|I live in the south of England, 3 yrs ago we bought a dwarf lemon for the patio, it is planted in a large pot & is at present inside due to frost etc. It has decided to go crazy with flowers and has set many lemons:
What do I feed it with?
When should I prune?
How long for the fruit to ripen? (my gin & tonic is waiting)!
I should say that I am to gardening what agent orange is to foliage.
Thanks. Have a nice Christmas.
|Lemons are prolific fruit producers, so I hope you can also make lemonade, otherwise you'll be consuming an awful lot of gin & tonics! Let's start with ripening. How long depends on the variety's characteristics. The best thing to do is taste test periodically after lemons have reached the appropriate size and firmness. Lemons can be ripe, even though the rind is still green. Typically, the longer fruit stays on the tree, the sweeter it becomes.

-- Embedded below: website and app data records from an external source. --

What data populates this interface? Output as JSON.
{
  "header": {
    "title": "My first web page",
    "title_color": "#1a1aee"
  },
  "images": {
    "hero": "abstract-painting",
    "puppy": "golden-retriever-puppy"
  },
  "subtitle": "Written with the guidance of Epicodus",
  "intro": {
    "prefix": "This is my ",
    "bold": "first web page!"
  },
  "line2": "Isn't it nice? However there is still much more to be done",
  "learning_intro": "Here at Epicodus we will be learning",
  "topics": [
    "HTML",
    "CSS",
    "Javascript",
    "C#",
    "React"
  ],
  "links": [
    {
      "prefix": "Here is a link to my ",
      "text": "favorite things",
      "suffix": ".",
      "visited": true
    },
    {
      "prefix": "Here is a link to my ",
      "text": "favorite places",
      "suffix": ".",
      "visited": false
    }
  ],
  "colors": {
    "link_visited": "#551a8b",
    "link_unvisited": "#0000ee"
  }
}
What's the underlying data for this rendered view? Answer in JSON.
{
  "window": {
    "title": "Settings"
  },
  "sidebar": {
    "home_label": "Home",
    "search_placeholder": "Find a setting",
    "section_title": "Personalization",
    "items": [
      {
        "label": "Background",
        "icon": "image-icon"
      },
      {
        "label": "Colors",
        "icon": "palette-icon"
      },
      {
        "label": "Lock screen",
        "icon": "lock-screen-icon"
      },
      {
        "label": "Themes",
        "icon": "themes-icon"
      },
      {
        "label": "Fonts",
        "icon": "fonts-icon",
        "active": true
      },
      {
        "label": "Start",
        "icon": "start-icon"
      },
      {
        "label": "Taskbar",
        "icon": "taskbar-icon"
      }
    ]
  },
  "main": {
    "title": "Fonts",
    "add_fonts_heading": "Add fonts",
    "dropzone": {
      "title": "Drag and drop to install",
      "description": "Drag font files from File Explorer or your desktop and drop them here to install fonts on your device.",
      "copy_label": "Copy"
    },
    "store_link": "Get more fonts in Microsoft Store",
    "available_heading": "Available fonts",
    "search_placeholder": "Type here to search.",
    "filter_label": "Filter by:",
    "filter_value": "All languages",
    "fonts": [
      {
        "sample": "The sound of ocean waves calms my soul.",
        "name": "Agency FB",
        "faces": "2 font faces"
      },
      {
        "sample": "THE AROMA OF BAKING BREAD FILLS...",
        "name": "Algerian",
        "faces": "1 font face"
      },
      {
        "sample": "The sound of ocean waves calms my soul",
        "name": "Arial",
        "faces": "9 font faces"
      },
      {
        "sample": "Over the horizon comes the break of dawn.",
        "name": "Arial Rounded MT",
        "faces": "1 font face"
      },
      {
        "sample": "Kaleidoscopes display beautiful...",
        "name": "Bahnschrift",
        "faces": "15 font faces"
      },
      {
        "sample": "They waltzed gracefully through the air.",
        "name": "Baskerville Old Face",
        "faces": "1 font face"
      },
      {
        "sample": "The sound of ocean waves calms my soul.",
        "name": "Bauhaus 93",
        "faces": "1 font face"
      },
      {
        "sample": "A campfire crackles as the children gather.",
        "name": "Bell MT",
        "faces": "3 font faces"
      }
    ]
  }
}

Pruning should take place in late winter/early spring just before new growth starts to show. Citrus does need a consistent supply of fertilizer. Try to find one formulated specifically for citrus and follow package instructions, or use a nitrogen fertilizer. The amount to apply depends on the size/age of the tree. A small/young tree, 2-3 years after planting requires about .75 lb. of actual nitrogen annually. Note that the figure is not the same as the amount of fertilizer to apply. You have to determine how much nitrogen is in the fertilizer you use. (See why I suggested finding a fertilizer formulated for citrus?) Also, it's a good idea to spread that annual requirement into 3 feedings: one in Jan or Feb; another in April/May and a final in Aug/Sept. Always water thoroughly before and after applying fertilizer to prevent burn. If you can't find a citrus fertilizer, and I've totally confused you with the percentage of nitrogen to apply, send another email to the Q&A site (http://www.scottscompany.com/h...) with the three numbers (NPK) from the fertilizer you did find, and I'll help you determine the proper amount. Enjoy those lemons!
Here?s some basic info on fertilizer and nutrients that plants require. The 3 numbers on a fertilizer bag refer to the percentage of N (nitrogen), P (phosphorous), and K (potassium) in the bag. There are different formulations for different purposes. In general terms, nitrogen produces lush green growth, phosphorous helps strengthen stems and produce flowers, and potassium keeps the root system healthy.